====== Provided information

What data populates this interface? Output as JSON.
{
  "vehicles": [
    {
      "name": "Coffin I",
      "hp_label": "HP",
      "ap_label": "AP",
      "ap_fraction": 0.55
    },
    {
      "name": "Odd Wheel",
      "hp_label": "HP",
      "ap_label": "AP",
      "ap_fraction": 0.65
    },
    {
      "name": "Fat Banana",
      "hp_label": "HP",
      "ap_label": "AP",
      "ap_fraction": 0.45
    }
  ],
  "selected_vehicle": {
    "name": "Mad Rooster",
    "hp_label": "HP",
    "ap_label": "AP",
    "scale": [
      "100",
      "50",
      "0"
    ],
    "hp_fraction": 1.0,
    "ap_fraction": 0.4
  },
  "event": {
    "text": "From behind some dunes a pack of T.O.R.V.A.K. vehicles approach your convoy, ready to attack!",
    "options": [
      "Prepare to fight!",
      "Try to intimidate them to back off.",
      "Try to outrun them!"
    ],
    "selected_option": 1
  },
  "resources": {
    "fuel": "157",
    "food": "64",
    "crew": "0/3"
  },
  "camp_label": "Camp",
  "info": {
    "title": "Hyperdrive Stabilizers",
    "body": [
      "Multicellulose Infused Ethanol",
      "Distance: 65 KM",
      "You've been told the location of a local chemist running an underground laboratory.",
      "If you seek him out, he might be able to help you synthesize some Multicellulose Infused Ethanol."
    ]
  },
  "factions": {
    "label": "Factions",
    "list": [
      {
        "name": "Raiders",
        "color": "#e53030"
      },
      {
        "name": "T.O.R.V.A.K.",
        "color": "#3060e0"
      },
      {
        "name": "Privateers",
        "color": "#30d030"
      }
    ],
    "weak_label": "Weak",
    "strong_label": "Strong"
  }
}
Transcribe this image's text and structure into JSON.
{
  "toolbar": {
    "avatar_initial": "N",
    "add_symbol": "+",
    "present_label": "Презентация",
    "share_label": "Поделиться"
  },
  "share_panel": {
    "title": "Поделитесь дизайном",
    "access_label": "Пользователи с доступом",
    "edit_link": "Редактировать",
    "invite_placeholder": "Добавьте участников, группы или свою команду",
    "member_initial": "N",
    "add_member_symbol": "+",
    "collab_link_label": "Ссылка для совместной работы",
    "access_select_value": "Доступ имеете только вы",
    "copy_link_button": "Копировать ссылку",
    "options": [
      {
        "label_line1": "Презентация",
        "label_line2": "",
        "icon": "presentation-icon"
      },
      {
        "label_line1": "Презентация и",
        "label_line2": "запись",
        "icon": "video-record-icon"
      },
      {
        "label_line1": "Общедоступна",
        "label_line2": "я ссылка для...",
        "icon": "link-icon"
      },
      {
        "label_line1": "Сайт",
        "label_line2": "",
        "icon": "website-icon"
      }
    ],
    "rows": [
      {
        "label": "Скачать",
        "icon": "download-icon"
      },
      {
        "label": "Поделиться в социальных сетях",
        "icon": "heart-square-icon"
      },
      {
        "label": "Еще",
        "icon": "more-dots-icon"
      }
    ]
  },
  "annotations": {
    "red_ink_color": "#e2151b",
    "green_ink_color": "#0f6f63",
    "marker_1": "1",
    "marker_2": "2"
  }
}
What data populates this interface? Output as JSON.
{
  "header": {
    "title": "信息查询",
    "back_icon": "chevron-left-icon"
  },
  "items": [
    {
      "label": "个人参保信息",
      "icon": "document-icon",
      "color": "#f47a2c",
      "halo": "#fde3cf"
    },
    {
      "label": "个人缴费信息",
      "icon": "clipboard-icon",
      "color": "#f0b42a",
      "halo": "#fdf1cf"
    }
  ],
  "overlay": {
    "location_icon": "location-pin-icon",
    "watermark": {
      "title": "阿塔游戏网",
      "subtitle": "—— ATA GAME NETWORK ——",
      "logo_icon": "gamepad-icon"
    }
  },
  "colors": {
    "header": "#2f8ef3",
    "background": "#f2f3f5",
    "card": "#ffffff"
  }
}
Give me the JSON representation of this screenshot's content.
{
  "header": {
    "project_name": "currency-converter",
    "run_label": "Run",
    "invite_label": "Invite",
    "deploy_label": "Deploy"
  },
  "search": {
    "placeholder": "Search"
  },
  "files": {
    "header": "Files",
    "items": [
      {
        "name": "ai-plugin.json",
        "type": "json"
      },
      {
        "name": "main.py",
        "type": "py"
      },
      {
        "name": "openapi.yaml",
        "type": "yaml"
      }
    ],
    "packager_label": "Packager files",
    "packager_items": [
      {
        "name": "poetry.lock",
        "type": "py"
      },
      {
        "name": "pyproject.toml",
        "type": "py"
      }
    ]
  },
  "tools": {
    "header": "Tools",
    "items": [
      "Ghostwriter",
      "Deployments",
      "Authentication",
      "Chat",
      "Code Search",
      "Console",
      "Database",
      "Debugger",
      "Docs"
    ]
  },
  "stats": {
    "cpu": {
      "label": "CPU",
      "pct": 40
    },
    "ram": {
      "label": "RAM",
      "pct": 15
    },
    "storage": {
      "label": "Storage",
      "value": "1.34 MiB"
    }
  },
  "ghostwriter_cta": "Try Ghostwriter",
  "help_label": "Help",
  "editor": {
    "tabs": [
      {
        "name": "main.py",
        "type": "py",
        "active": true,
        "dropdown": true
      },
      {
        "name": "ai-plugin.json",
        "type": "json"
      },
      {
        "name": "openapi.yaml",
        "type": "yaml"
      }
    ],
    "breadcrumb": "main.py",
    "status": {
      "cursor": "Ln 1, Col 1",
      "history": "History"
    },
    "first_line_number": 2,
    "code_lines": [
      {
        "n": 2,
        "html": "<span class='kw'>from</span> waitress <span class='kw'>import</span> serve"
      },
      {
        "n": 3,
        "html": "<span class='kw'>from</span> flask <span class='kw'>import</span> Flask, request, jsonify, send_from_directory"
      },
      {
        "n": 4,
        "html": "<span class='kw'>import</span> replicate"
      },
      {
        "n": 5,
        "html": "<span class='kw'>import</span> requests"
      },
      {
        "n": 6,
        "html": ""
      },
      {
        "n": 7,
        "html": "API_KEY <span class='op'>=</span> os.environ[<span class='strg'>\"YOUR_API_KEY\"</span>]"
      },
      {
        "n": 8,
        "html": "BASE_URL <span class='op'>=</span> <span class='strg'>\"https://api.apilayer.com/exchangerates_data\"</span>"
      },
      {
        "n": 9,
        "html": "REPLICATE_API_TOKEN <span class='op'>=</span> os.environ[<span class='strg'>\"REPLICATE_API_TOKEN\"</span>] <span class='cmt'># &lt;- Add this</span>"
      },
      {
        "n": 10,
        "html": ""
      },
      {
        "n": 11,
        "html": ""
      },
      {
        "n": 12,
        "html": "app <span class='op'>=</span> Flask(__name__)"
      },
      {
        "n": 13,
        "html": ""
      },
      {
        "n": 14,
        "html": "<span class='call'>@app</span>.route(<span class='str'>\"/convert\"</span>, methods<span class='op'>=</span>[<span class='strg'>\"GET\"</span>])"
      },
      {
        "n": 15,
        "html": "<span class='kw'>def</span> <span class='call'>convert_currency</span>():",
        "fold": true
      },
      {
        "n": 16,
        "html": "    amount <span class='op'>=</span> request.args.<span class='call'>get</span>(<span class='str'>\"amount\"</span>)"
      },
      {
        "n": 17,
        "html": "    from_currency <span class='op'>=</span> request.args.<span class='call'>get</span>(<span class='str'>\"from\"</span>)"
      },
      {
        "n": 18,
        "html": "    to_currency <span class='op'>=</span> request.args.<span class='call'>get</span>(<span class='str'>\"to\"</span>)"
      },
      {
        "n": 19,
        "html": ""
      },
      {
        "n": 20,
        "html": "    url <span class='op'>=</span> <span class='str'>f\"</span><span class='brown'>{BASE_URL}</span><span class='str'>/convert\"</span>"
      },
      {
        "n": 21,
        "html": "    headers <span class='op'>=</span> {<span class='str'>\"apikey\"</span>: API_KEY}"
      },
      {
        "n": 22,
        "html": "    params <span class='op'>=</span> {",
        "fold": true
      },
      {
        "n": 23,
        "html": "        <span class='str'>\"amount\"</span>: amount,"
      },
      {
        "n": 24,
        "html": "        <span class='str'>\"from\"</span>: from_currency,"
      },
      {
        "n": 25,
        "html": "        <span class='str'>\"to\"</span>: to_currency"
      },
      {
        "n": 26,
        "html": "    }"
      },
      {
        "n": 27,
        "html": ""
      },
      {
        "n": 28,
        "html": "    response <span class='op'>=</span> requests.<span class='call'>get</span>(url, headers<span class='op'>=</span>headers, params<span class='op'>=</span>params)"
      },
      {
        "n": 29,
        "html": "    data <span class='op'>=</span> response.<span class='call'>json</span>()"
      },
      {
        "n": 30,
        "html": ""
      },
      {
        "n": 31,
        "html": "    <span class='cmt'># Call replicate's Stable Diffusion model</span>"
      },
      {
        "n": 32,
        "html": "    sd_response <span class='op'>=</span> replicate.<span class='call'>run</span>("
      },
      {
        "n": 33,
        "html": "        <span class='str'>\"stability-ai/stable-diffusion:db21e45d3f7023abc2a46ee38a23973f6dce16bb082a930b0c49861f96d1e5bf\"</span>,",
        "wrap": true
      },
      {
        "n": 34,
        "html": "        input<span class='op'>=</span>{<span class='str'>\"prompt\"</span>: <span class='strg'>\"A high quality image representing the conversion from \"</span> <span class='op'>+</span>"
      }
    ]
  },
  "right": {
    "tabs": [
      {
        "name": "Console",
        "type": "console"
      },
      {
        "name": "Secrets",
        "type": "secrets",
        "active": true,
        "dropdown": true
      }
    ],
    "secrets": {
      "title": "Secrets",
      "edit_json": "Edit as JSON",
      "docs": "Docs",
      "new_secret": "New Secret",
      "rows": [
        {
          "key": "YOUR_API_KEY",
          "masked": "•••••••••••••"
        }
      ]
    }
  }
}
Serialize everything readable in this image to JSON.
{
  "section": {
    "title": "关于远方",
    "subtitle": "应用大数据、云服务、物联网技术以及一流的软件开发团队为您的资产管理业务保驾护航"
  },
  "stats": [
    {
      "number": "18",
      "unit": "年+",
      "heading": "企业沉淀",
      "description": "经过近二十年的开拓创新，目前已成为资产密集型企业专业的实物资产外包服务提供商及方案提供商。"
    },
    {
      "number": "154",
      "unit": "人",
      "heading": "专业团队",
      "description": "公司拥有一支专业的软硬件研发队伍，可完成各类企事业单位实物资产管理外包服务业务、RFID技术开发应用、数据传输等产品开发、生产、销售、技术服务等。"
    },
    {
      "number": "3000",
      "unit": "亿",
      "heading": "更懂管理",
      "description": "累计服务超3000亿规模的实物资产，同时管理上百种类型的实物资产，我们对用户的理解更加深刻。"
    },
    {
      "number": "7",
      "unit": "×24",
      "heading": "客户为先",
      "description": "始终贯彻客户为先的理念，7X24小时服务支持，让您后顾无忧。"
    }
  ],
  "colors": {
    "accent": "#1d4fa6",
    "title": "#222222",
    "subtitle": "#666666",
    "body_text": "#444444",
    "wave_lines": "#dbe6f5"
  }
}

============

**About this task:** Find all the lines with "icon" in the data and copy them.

**Response:**
        "icon": "presentation-icon"
        "icon": "video-record-icon"
        "icon": "link-icon"
        "icon": "website-icon"
        "icon": "download-icon"
        "icon": "heart-square-icon"
        "icon": "more-dots-icon"
    "back_icon": "chevron-left-icon"
      "icon": "document-icon",
      "icon": "clipboard-icon",
    "location_icon": "location-pin-icon",
      "logo_icon": "gamepad-icon"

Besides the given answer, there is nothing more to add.